The Lens Collective is an intense multimedia workshop held every spring and focuses on cultural preservation through digital storytelling.  

4:10 Shake ‘Em On Down: The Blues According to Fred McDowell
Shake ‘Em On Down is a one-hour documentary film that tells the story of Fred McDowell, who was first recorded by Alan Lomax in 1959, mentored Bonnie Raitt, and served as the cornerstone of the unique and enduring North Mississippi- style of blues music. Film by Joe York and Scott Barretta.

5:15 Q&A with filmmaker Scott Barretta

Moderator: Will Jacks and Don Allan Mitchell
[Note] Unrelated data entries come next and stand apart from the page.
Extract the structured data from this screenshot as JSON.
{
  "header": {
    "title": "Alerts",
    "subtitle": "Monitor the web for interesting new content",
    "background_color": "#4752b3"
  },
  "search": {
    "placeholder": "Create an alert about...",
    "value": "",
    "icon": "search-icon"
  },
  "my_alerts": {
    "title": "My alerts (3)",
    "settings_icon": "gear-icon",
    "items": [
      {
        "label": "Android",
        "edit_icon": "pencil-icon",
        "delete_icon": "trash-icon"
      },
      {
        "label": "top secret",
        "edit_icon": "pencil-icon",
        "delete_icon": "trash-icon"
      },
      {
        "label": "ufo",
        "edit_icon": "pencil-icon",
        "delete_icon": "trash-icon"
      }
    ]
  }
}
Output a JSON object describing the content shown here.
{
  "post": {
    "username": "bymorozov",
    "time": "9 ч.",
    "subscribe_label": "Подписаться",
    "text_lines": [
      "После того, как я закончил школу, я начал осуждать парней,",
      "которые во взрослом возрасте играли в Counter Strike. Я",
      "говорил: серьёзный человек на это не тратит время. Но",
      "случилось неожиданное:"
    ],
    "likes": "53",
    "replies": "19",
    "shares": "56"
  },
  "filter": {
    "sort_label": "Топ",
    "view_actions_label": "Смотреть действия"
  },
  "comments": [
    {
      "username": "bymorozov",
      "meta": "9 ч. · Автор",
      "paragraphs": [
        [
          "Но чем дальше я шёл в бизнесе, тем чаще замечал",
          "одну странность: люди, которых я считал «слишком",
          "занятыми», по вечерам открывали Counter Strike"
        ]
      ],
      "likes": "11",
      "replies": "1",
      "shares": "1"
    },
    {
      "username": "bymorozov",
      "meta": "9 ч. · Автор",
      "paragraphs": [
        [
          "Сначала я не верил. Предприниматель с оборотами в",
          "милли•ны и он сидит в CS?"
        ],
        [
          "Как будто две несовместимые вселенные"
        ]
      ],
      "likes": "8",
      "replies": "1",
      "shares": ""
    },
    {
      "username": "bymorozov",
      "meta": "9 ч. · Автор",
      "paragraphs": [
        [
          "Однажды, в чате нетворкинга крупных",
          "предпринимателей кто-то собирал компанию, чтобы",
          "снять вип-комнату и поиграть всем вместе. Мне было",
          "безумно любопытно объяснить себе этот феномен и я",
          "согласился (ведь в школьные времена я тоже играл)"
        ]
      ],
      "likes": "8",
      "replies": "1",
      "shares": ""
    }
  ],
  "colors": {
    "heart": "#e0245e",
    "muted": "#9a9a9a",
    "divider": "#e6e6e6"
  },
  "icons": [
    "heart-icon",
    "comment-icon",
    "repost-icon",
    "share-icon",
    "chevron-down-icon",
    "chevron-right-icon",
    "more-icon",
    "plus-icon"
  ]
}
4:05–4:55 pm  |   PAPER SESSION  |  GRAMMY Classroom


Lesley Thomson-Sasso, Southern Illinois University: Nobody in Mound Bayou Has the Blues: A History
In this session, participants will learn about the history of Mound Bayou and the Blues. The all-black town of Mound Bayou serves as a unique example of a community who broke the social engineering of the Nadir South. Mound Bayou’s history provides a unique lens to study the blues. Its citizens often touted that “No blues was ever played in Mound Bayou, since they didn’t have the Blues.” 

Dr. J. Janice Coleman, Alcorn State University: The Cotton Sack Blues or the Blue Cotton Sacks
Five of Dr. Coleman’s self-designed cotton sacks recall her daily life at her often interchangeable play-and work-ground in Mound Bayou, Mississippi, as well as pay tribute to her mother and other women who passed down the art of sewing from scraps in the historically all-black town’s countryside. Incidentally, all of these sacks reflect predominant shades of blue.

Moderator: Lisa Cooley


5:30 pm  |  DINE AROUND TOWN (on your own)


Tickets available for purchase by calling the BPAC box office (open 8-5) at 662-846-4626
Conference attendees receive a 10% discount on ticket purchase